comparing asking Shylock to having mercy being like asking the ocean to be smaller.
"Your wife would give you little thanks for that, If she were by to hear you make the offer." (Portia, Act 4, Scene 1)
Dramatic Irony
.. The audience knows that is Portia, but Bassanio, who is saying he would sacrifice her, does not know it is her.
"In such a night
Did Thisbe fearfully o'ertrip the dew
And saw the lion’s shadow ere himself
And ran dismayed away." (Jessica, Act 5, Scene 1)
Jessica is making a reference to famous lovers Thisbe and Pyramus, making this an example of an
"Why, this is like the mending of highways
In summer where the ways are fair enough!" (Gratiano, Act 5, Scene 1)
meaning sleeping with the clerks and doctors is like fixing roads that do not need fixing. They were cheated on, when they did not deserve so.
"With all my heart: some three or for of you
Go give him courteous conduct to this place."
(Duke, Act 4, Scene 1)
In court, Shylock demands that Antonio pay the pound of flesh for failing to pay the borrowed money on time.
"I have possessed your grace of what I purpose,
And by our holy Sabbath have I sworn
To have the due and forfeit of my bond."
(Shylock, Act 4, Scene 1)
Shylock refuses to show mercy, although the Duke pleads with him to do so.
"How shalt thou hope for mercy, rendering none?"
"What judgment shall I dread, doing no wrong?"
(Act 4, Scene 1)
Bassanio offers to double the original sum of borrowed money.
"For thy three thousand ducats here is six."
(Bassanio, Act 4, Scene 1)
Portia enters the court and again pleas with Shylock for mercy.
"The quality of mercy is not strained.
It droppeth as the gentle rain from heaven
Upon the place beneath. It is twice blessed:
It blesseth him that gives and him that takes."
(Portia, Act 4, Scene 1)
Antonio is pardoned and Shylock is made to become a Christain, and pay half of his property.
"So please my lord the duke and all the court,
To quit the fine for one half of his goods
I am content, so he will let me have
The other half in use to render it
Upon his death unto the gentleman
That lately stole his daughter.
Two things provided more: that for this favor
He presently become a Christian;"
(Antonio, Act 4, Scene 1)

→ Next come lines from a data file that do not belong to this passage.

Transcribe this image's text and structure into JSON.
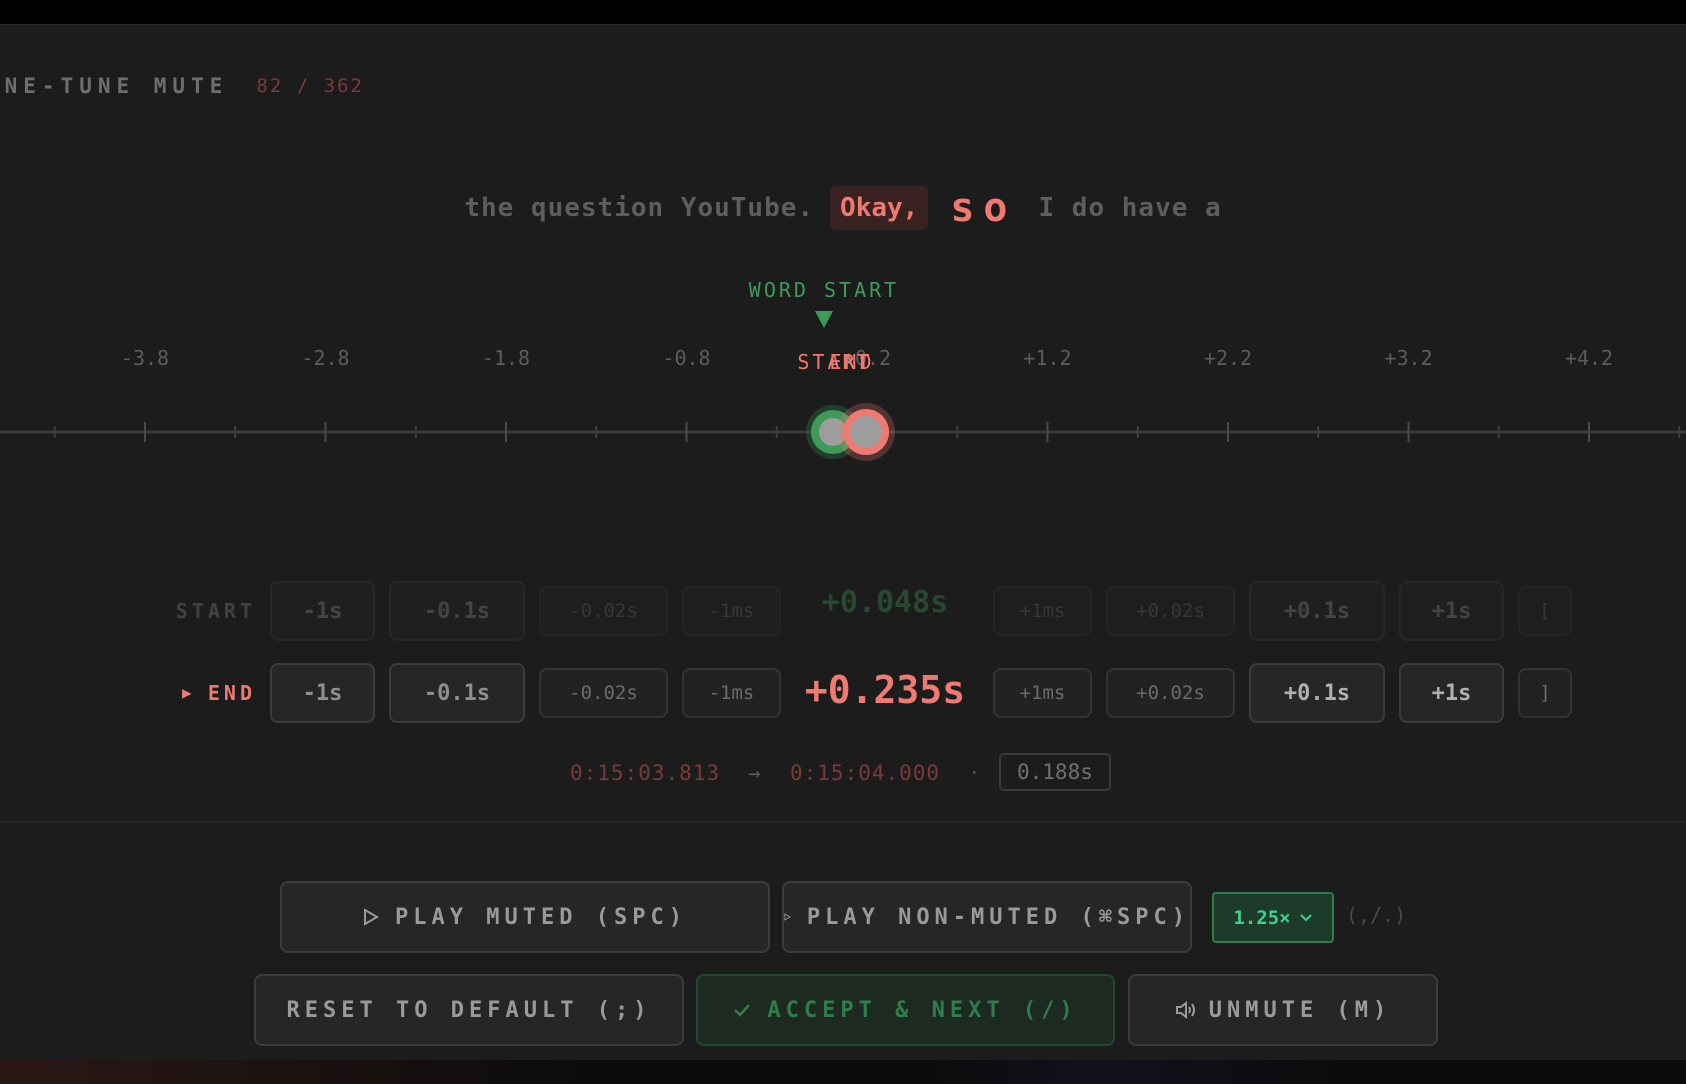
{
  "header": {
    "title": "INE-TUNE MUTE",
    "counter": "82 / 362"
  },
  "sentence": {
    "before": "the question YouTube.",
    "previous_word": "Okay,",
    "current_word": "so",
    "after": "I do have a"
  },
  "timeline": {
    "marker_label": "WORD START",
    "handle_labels": {
      "start": "START",
      "end": "END"
    },
    "ticks": [
      "-3.8",
      "-2.8",
      "-1.8",
      "-0.8",
      "+0.2",
      "+1.2",
      "+2.2",
      "+3.2",
      "+4.2"
    ],
    "start_handle_s": 0.048,
    "end_handle_s": 0.235
  },
  "start_row": {
    "label": "START",
    "buttons": [
      "-1s",
      "-0.1s",
      "-0.02s",
      "-1ms",
      "+1ms",
      "+0.02s",
      "+0.1s",
      "+1s",
      "["
    ],
    "value": "+0.048s"
  },
  "end_row": {
    "label": "END",
    "active_indicator": "▶",
    "buttons": [
      "-1s",
      "-0.1s",
      "-0.02s",
      "-1ms",
      "+1ms",
      "+0.02s",
      "+0.1s",
      "+1s",
      "]"
    ],
    "value": "+0.235s"
  },
  "range": {
    "from": "0:15:03.813",
    "arrow": "→",
    "to": "0:15:04.000",
    "sep": "·",
    "duration": "0.188s"
  },
  "actions": {
    "play_muted": "PLAY MUTED (SPC)",
    "play_non_muted": "PLAY NON-MUTED (⌘SPC)",
    "speed": "1.25×",
    "speed_hint": "(,/.)",
    "reset": "RESET TO DEFAULT (;)",
    "accept": "ACCEPT & NEXT (/)",
    "unmute": "UNMUTE (M)"
  },
  "icons": {
    "play": "play-triangle-icon",
    "check": "check-icon",
    "speaker": "speaker-icon",
    "chevron": "chevron-down-icon"
  },
  "colors": {
    "accent_red": "#f07a72",
    "accent_green": "#3fd08a",
    "word_start_green": "#3f9a5a",
    "background": "#1c1c1c"
  }
}
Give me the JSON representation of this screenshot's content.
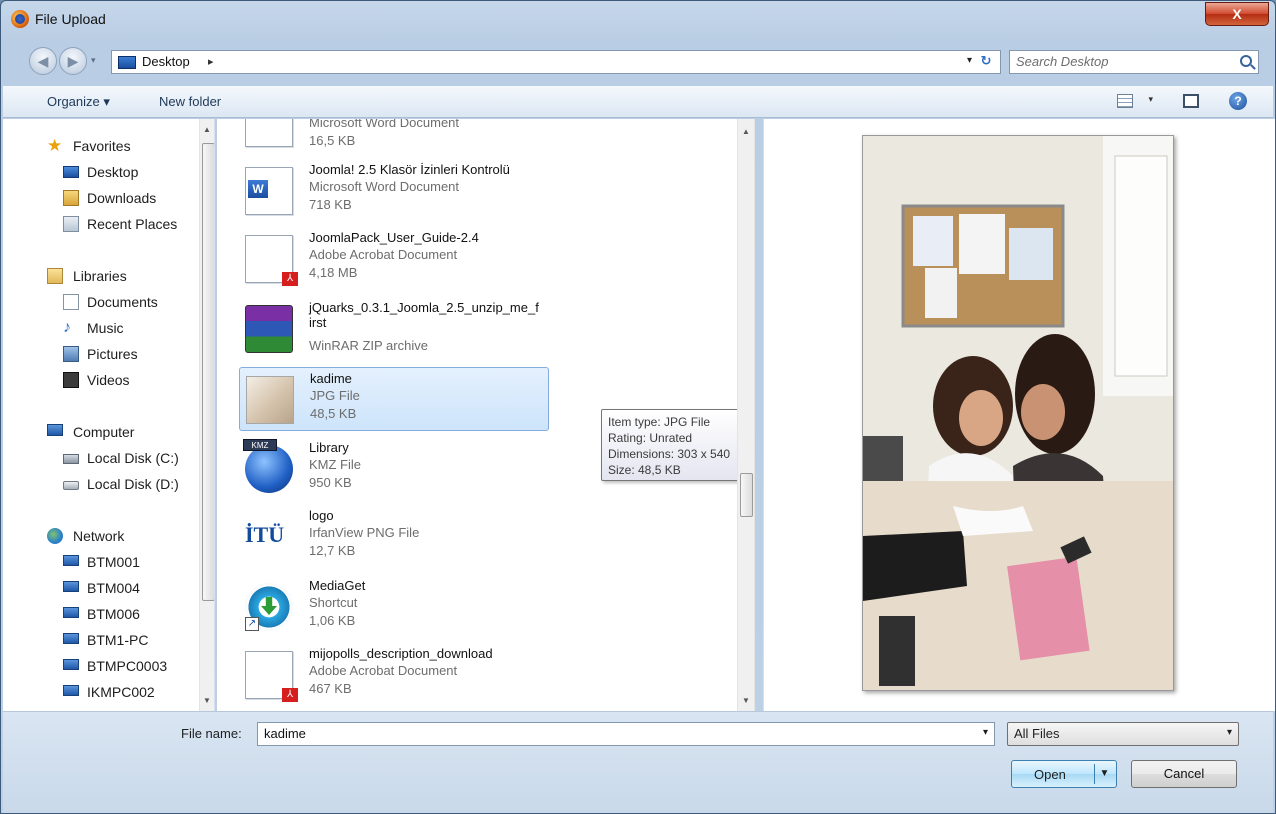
{
  "window": {
    "title": "File Upload",
    "close_label": "X"
  },
  "address": {
    "location": "Desktop",
    "separator": "▸",
    "search_placeholder": "Search Desktop"
  },
  "toolbar": {
    "organize": "Organize ▾",
    "new_folder": "New folder"
  },
  "nav": {
    "favorites": {
      "label": "Favorites",
      "items": [
        "Desktop",
        "Downloads",
        "Recent Places"
      ]
    },
    "libraries": {
      "label": "Libraries",
      "items": [
        "Documents",
        "Music",
        "Pictures",
        "Videos"
      ]
    },
    "computer": {
      "label": "Computer",
      "items": [
        "Local Disk (C:)",
        "Local Disk (D:)"
      ]
    },
    "network": {
      "label": "Network",
      "items": [
        "BTM001",
        "BTM004",
        "BTM006",
        "BTM1-PC",
        "BTMPC0003",
        "IKMPC002"
      ]
    }
  },
  "files": [
    {
      "name": "",
      "type": "Microsoft Word Document",
      "size": "16,5 KB"
    },
    {
      "name": "Joomla! 2.5 Klasör İzinleri Kontrolü",
      "type": "Microsoft Word Document",
      "size": "718 KB"
    },
    {
      "name": "JoomlaPack_User_Guide-2.4",
      "type": "Adobe Acrobat Document",
      "size": "4,18 MB"
    },
    {
      "name": "jQuarks_0.3.1_Joomla_2.5_unzip_me_first",
      "type": "WinRAR ZIP archive",
      "size": ""
    },
    {
      "name": "kadime",
      "type": "JPG File",
      "size": "48,5 KB"
    },
    {
      "name": "Library",
      "type": "KMZ File",
      "size": "950 KB"
    },
    {
      "name": "logo",
      "type": "IrfanView PNG File",
      "size": "12,7 KB"
    },
    {
      "name": "MediaGet",
      "type": "Shortcut",
      "size": "1,06 KB"
    },
    {
      "name": "mijopolls_description_download",
      "type": "Adobe Acrobat Document",
      "size": "467 KB"
    }
  ],
  "thumbnails": {
    "word": "W",
    "pdf": "⅄",
    "kmz": "KMZ",
    "itu": "İTÜ"
  },
  "tooltip": {
    "item_type": "Item type: JPG File",
    "rating": "Rating: Unrated",
    "dimensions": "Dimensions: 303 x 540",
    "size": "Size: 48,5 KB"
  },
  "bottom": {
    "file_name_label": "File name:",
    "file_name_value": "kadime",
    "filter": "All Files",
    "open": "Open",
    "cancel": "Cancel"
  },
  "icons": {
    "help": "?",
    "dropdown": "▾",
    "back": "◀",
    "forward": "▶",
    "refresh": "↻",
    "scroll_up": "▲",
    "scroll_down": "▼"
  }
}
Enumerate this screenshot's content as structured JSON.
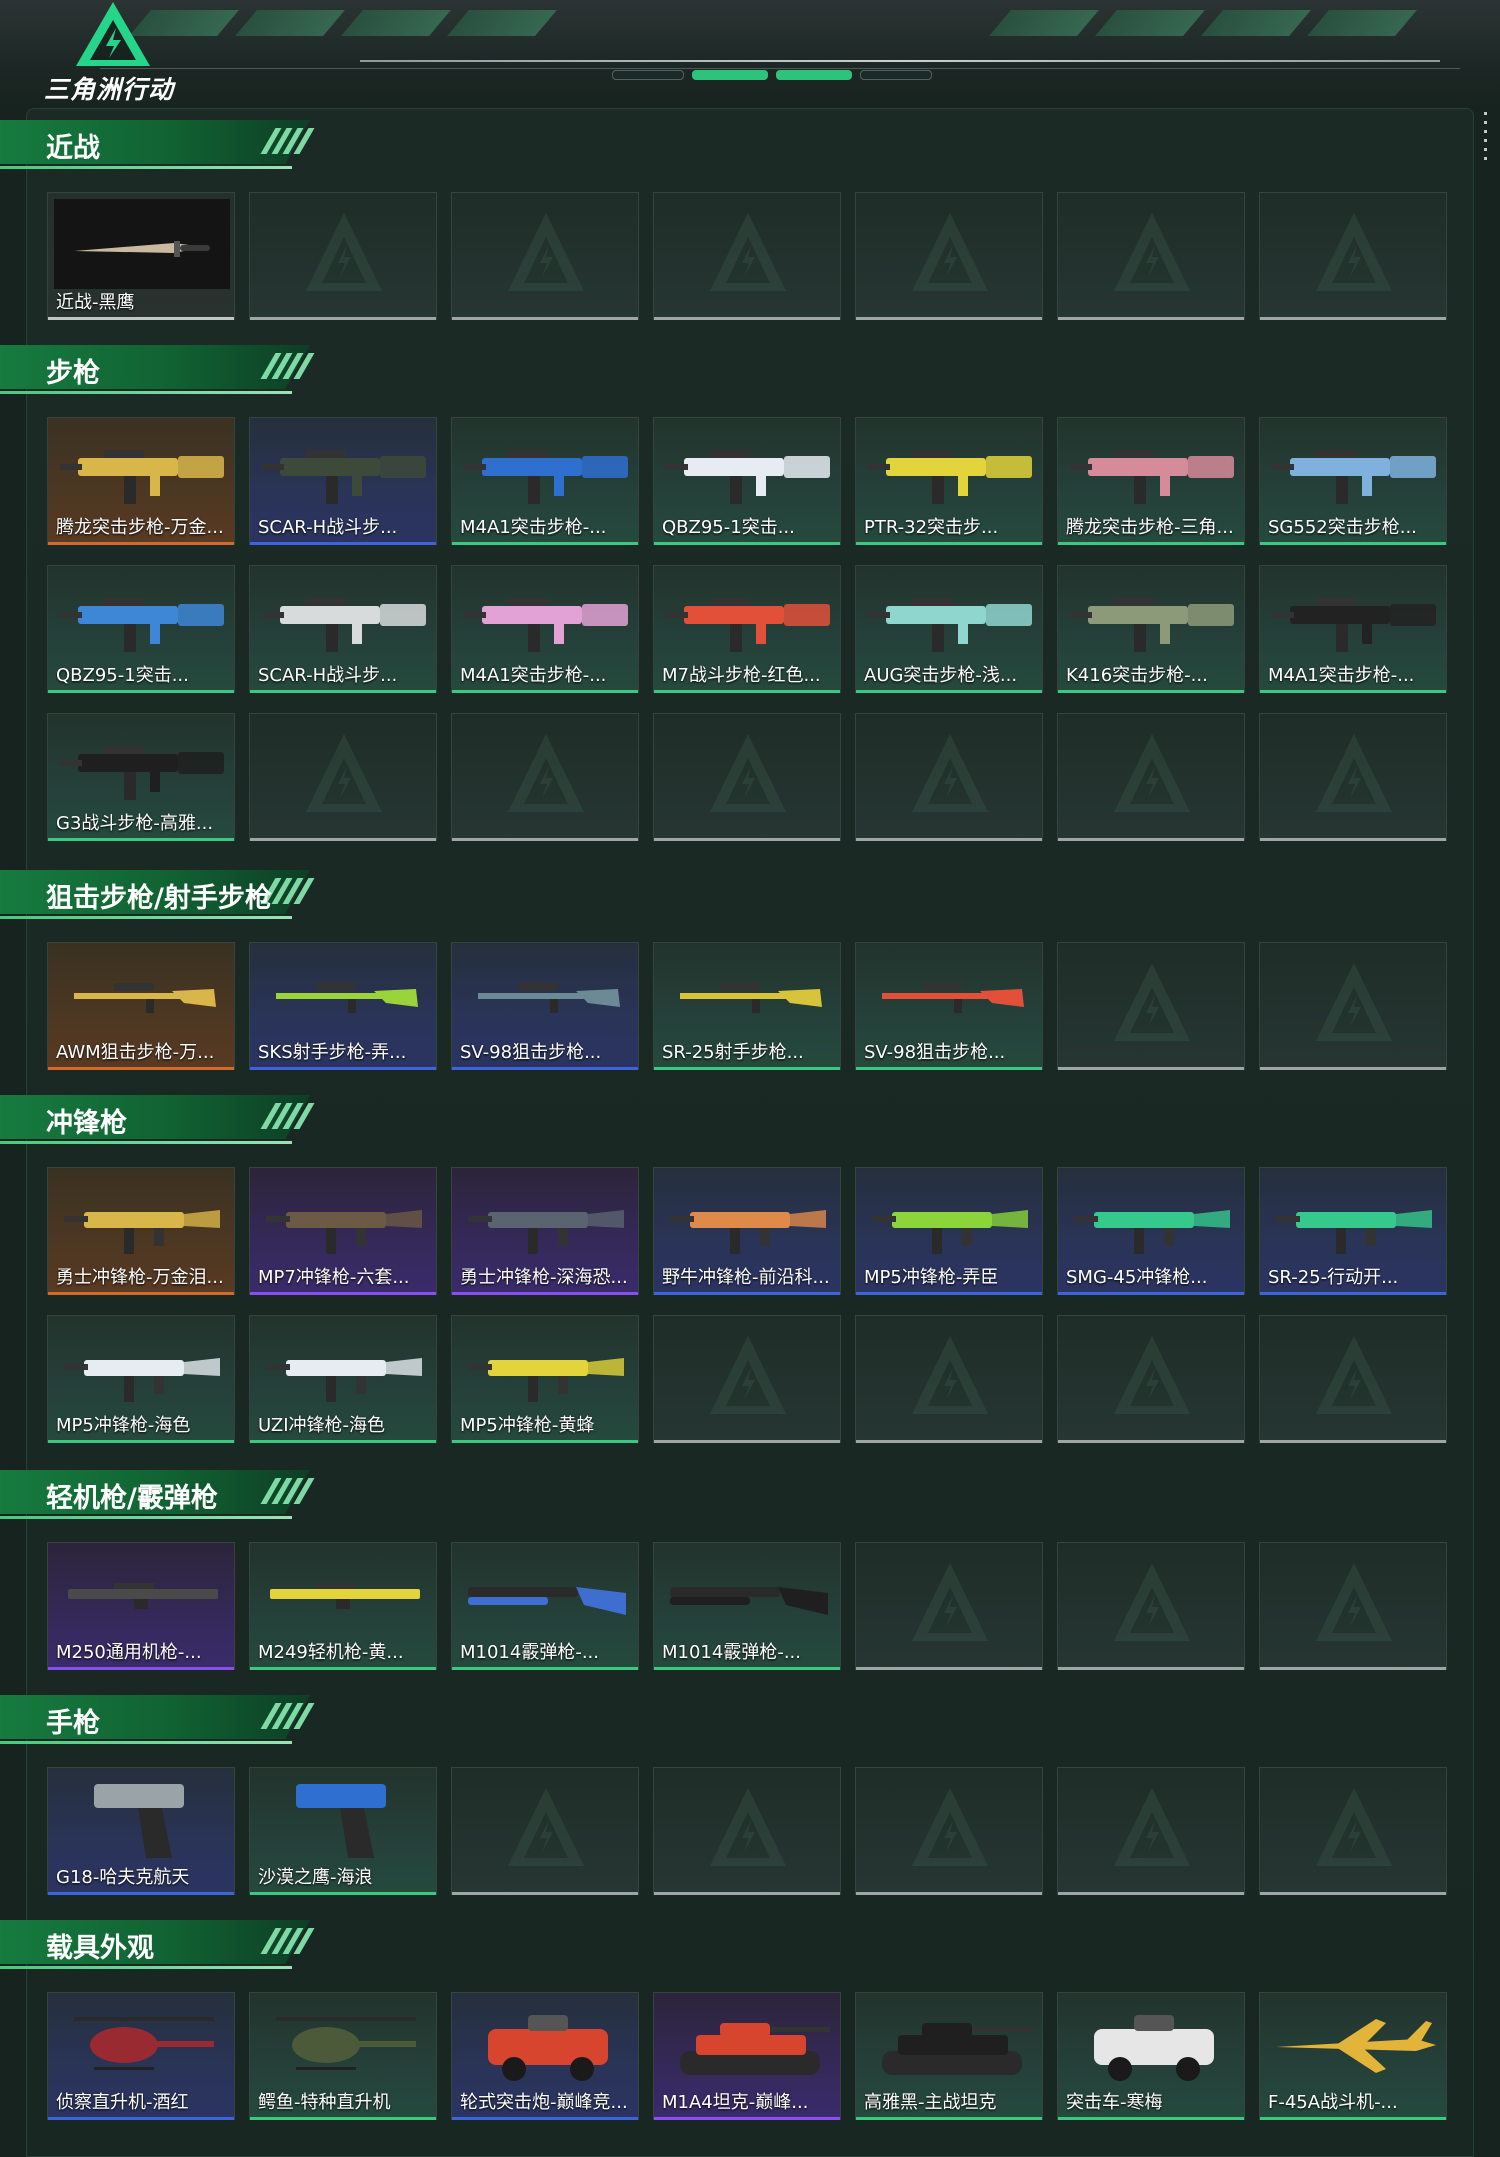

Portia clarifies the meaning of the bond, pointing out that in taking a pound of flesh, no blood is allowed to be shed.

"This bond doth give thee here no jot of blood.
The words expressly are “a pound of flesh.”
Take then thy bond, take thou thy pound of flesh,
But in the cutting it if thou dost shed
One drop of Christian blood, thy lands and goods
Are by the laws of Venice confiscate
Unto the state of Venice."
(Portia, Act 4, Scene 1)
After Portia points this out, Shylock's plan for revenge has failed.
-Merciful in allowing Shylock to live
-Generous: gives Shylock's wealth to his daughter
-Ready to die for Bassanio, as long as he has seen him
-Intelligent as she finds the loop hole in the bond
-Generous and unselfish
-Goes to court, dressed as a man to help her lover's friend
-In love with Lorenzo
-At peace with Christian customs
-feels guilty for stealing from her father, but hates him
-humiliated and alienated
-forced to become a Christian
-angry and still vengeful
-cold and narrow minded
Full transcript